Problem to solve
Restate all of the data precisely, omitting nothing.

Data records for software interfaces
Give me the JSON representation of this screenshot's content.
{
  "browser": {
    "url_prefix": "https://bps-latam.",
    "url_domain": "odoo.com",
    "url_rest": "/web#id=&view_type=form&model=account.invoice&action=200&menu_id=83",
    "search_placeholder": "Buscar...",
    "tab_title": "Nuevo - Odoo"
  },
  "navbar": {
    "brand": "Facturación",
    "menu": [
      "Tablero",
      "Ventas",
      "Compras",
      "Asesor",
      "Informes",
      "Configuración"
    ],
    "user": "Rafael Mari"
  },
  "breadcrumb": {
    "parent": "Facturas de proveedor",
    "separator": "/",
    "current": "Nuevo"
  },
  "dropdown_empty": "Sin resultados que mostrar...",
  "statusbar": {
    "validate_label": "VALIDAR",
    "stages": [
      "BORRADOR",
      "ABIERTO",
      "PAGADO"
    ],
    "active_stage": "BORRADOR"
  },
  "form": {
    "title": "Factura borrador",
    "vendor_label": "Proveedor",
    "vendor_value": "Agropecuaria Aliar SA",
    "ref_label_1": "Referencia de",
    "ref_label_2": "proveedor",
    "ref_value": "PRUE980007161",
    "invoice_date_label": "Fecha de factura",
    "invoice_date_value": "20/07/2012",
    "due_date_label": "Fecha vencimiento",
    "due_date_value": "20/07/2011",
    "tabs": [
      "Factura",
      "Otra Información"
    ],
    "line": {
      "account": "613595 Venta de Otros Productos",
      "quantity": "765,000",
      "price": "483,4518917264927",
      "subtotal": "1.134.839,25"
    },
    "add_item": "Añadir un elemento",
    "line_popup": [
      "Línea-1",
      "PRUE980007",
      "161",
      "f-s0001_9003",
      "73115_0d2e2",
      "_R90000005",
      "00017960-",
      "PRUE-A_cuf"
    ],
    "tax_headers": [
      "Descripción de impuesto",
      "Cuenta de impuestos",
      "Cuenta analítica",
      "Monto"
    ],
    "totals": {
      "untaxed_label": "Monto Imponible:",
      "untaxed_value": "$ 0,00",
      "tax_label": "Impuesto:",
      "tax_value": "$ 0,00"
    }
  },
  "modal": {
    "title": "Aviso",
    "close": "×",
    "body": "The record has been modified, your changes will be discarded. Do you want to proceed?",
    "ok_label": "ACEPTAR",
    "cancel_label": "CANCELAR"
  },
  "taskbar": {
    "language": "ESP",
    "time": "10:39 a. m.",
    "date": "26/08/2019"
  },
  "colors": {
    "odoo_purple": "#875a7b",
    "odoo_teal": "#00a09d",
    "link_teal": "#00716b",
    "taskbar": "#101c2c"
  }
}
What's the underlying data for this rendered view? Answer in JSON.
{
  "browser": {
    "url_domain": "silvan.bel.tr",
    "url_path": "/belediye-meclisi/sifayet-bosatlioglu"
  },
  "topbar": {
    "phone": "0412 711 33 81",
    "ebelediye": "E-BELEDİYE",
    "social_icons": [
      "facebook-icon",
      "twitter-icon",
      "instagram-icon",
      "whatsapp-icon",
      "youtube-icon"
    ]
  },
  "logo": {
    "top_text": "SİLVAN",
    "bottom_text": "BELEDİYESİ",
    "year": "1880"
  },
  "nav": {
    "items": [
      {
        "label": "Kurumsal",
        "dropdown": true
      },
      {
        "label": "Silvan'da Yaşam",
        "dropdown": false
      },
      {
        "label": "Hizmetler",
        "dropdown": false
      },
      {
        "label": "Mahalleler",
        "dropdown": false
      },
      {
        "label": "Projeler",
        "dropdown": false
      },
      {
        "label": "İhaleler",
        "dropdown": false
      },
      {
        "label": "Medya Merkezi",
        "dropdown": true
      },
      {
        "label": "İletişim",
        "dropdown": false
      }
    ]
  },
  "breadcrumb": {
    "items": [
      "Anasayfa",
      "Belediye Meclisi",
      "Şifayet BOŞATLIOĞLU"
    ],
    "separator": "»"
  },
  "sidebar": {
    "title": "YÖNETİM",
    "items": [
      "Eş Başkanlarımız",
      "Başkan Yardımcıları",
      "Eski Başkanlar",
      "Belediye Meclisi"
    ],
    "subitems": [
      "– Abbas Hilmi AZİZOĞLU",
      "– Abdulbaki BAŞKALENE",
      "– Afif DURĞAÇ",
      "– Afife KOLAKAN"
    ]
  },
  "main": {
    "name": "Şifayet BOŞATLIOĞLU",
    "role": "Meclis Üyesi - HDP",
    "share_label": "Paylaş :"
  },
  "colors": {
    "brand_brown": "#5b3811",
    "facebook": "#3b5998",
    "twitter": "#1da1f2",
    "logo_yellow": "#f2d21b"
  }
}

Answer space
Give me the JSON representation of this screenshot's content.
{
  "browser": {
    "url_prefix": "https://bps-latam.",
    "url_domain": "odoo.com",
    "url_rest": "/web#id=&view_type=form&model=account.invoice&action=200&menu_id=83",
    "search_placeholder": "Buscar...",
    "tab_title": "Nuevo - Odoo"
  },
  "navbar": {
    "brand": "Facturación",
    "menu": [
      "Tablero",
      "Ventas",
      "Compras",
      "Asesor",
      "Informes",
      "Configuración"
    ],
    "user": "Rafael Mari"
  },
  "breadcrumb": {
    "parent": "Facturas de proveedor",
    "separator": "/",
    "current": "Nuevo"
  },
  "dropdown_empty": "Sin resultados que mostrar...",
  "statusbar": {
    "validate_label": "VALIDAR",
    "stages": [
      "BORRADOR",
      "ABIERTO",
      "PAGADO"
    ],
    "active_stage": "BORRADOR"
  },
  "form": {
    "title": "Factura borrador",
    "vendor_label": "Proveedor",
    "vendor_value": "Agropecuaria Aliar SA",
    "ref_label_1": "Referencia de",
    "ref_label_2": "proveedor",
    "ref_value": "PRUE980007161",
    "invoice_date_label": "Fecha de factura",
    "invoice_date_value": "20/07/2012",
    "due_date_label": "Fecha vencimiento",
    "due_date_value": "20/07/2011",
    "tabs": [
      "Factura",
      "Otra Información"
    ],
    "line": {
      "account": "613595 Venta de Otros Productos",
      "quantity": "765,000",
      "price": "483,4518917264927",
      "subtotal": "1.134.839,25"
    },
    "add_item": "Añadir un elemento",
    "line_popup": [
      "Línea-1",
      "PRUE980007",
      "161",
      "f-s0001_9003",
      "73115_0d2e2",
      "_R90000005",
      "00017960-",
      "PRUE-A_cuf"
    ],
    "tax_headers": [
      "Descripción de impuesto",
      "Cuenta de impuestos",
      "Cuenta analítica",
      "Monto"
    ],
    "totals": {
      "untaxed_label": "Monto Imponible:",
      "untaxed_value": "$ 0,00",
      "tax_label": "Impuesto:",
      "tax_value": "$ 0,00"
    }
  },
  "modal": {
    "title": "Aviso",
    "close": "×",
    "body": "The record has been modified, your changes will be discarded. Do you want to proceed?",
    "ok_label": "ACEPTAR",
    "cancel_label": "CANCELAR"
  },
  "taskbar": {
    "language": "ESP",
    "time": "10:39 a. m.",
    "date": "26/08/2019"
  },
  "colors": {
    "odoo_purple": "#875a7b",
    "odoo_teal": "#00a09d",
    "link_teal": "#00716b",
    "taskbar": "#101c2c"
  }
}
What's the underlying data for this rendered view? Answer in JSON.
{
  "browser": {
    "url_domain": "silvan.bel.tr",
    "url_path": "/belediye-meclisi/sifayet-bosatlioglu"
  },
  "topbar": {
    "phone": "0412 711 33 81",
    "ebelediye": "E-BELEDİYE",
    "social_icons": [
      "facebook-icon",
      "twitter-icon",
      "instagram-icon",
      "whatsapp-icon",
      "youtube-icon"
    ]
  },
  "logo": {
    "top_text": "SİLVAN",
    "bottom_text": "BELEDİYESİ",
    "year": "1880"
  },
  "nav": {
    "items": [
      {
        "label": "Kurumsal",
        "dropdown": true
      },
      {
        "label": "Silvan'da Yaşam",
        "dropdown": false
      },
      {
        "label": "Hizmetler",
        "dropdown": false
      },
      {
        "label": "Mahalleler",
        "dropdown": false
      },
      {
        "label": "Projeler",
        "dropdown": false
      },
      {
        "label": "İhaleler",
        "dropdown": false
      },
      {
        "label": "Medya Merkezi",
        "dropdown": true
      },
      {
        "label": "İletişim",
        "dropdown": false
      }
    ]
  },
  "breadcrumb": {
    "items": [
      "Anasayfa",
      "Belediye Meclisi",
      "Şifayet BOŞATLIOĞLU"
    ],
    "separator": "»"
  },
  "sidebar": {
    "title": "YÖNETİM",
    "items": [
      "Eş Başkanlarımız",
      "Başkan Yardımcıları",
      "Eski Başkanlar",
      "Belediye Meclisi"
    ],
    "subitems": [
      "– Abbas Hilmi AZİZOĞLU",
      "– Abdulbaki BAŞKALENE",
      "– Afif DURĞAÇ",
      "– Afife KOLAKAN"
    ]
  },
  "main": {
    "name": "Şifayet BOŞATLIOĞLU",
    "role": "Meclis Üyesi - HDP",
    "share_label": "Paylaş :"
  },
  "colors": {
    "brand_brown": "#5b3811",
    "facebook": "#3b5998",
    "twitter": "#1da1f2",
    "logo_yellow": "#f2d21b"
  }
}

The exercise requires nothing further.